But of course I soon upgraded to yearly membership because I knew that blogging was something I wanted to keep doing. I did underestimate just how difficult managing a website can be at times, and just how long the journey might take, but I still wanted to keep going forward.
Wealthy affiliate is a place to get an education about affiliate marketing and building your own website. It’s also a hosting service, technical support service and online social hub.
If you want to build your own blog, Wealthy Affiliate‘s the best place to get you started in my opinion.
10. Conclusion on a Vegan Gluten Free Lifestyle
I can’t think of anything more contradictory than living a life based on love and peace and then sitting down to a piece of meat for dinner.
When you go vegan, you’ll feel liberated from that contradiction in your life. Not only that, you will know that you’re contributing to an action being taken to try and undo the damage we’re doing to the planet.
It’s such an exciting place to be and so full of learning, that I’m sure you’re going to love it.
Going gluten free is a matter of health. Gluten is difficult for the human digestive system to utilise and if you’re one of the millions of people who suffer any side effects whatsoever after eating gluten (tiredness, brain fog, stomach cramps, diarrhoea etc), then you’ll feel so much better when you eradicate it from your diet.
For some of us it isn’t an option to eat gluten because it will make us so ill if we eat it that we cannot function in our daily life, yet for others, giving up gluten will make them feel better but with a less defined effect. And for yet others, cutting out gluten can be a preventative choice.
If you do want to eliminate gluten from your diet, you may be interested in my guide to going gluten free.
I love, love, love my life and my food. I hope I can help anyone who would also love to live this lifestyle, so if that’s you, please get in touch!
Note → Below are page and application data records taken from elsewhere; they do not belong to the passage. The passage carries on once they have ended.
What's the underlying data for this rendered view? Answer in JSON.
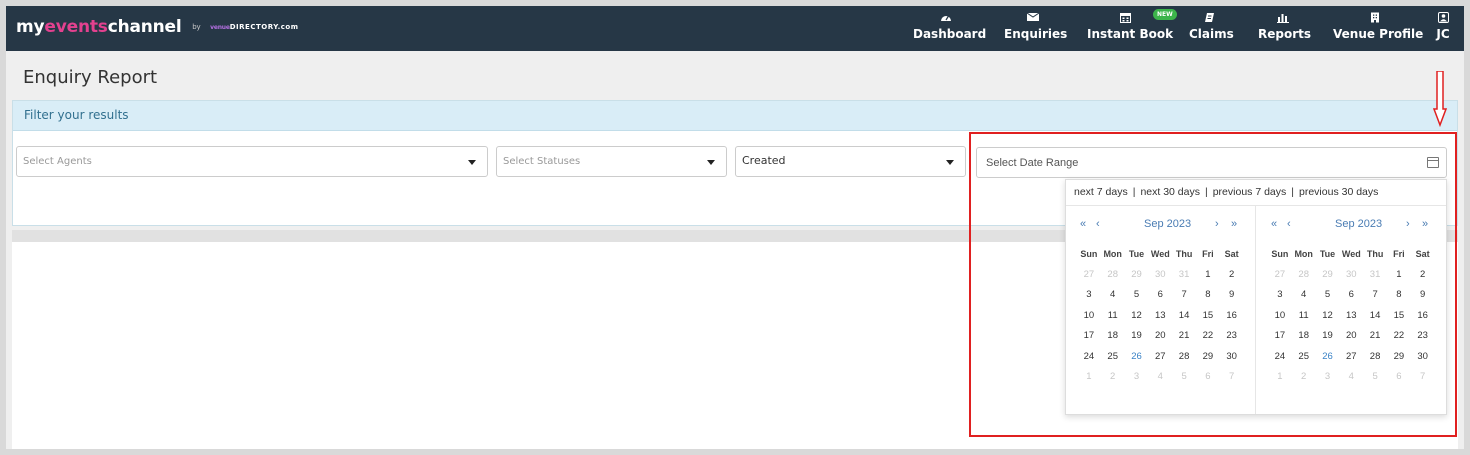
{
  "brand": {
    "part1": "my",
    "part2": "events",
    "part3": "channel",
    "by": "by",
    "partner_top": "venue",
    "partner": "DIRECTORY.com"
  },
  "nav": [
    {
      "label": "Dashboard",
      "icon": "dashboard-icon"
    },
    {
      "label": "Enquiries",
      "icon": "envelope-icon"
    },
    {
      "label": "Instant Book",
      "icon": "calendar-icon",
      "badge": "NEW"
    },
    {
      "label": "Claims",
      "icon": "tag-icon"
    },
    {
      "label": "Reports",
      "icon": "bar-chart-icon"
    },
    {
      "label": "Venue Profile",
      "icon": "building-icon"
    },
    {
      "label": "JC",
      "icon": "user-icon"
    }
  ],
  "page": {
    "title": "Enquiry Report"
  },
  "filters": {
    "heading": "Filter your results",
    "agents_placeholder": "Select Agents",
    "statuses_placeholder": "Select Statuses",
    "date_type_value": "Created",
    "date_range_placeholder": "Select Date Range"
  },
  "datepicker": {
    "ranges": [
      "next 7 days",
      "next 30 days",
      "previous 7 days",
      "previous 30 days"
    ],
    "month_label": "Sep 2023",
    "weekdays": [
      "Sun",
      "Mon",
      "Tue",
      "Wed",
      "Thu",
      "Fri",
      "Sat"
    ],
    "today": "26",
    "weeks": [
      [
        "27",
        "28",
        "29",
        "30",
        "31",
        "1",
        "2"
      ],
      [
        "3",
        "4",
        "5",
        "6",
        "7",
        "8",
        "9"
      ],
      [
        "10",
        "11",
        "12",
        "13",
        "14",
        "15",
        "16"
      ],
      [
        "17",
        "18",
        "19",
        "20",
        "21",
        "22",
        "23"
      ],
      [
        "24",
        "25",
        "26",
        "27",
        "28",
        "29",
        "30"
      ],
      [
        "1",
        "2",
        "3",
        "4",
        "5",
        "6",
        "7"
      ]
    ]
  },
  "colors": {
    "topbar": "#263746",
    "accent_pink": "#e3418f",
    "today": "#3b83c6",
    "highlight": "#e02020"
  }
}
If you have an opinion on any of the above or a question you’d like me to answer please post it in the comments section. And do come and follow me on Instagram @loveveganliving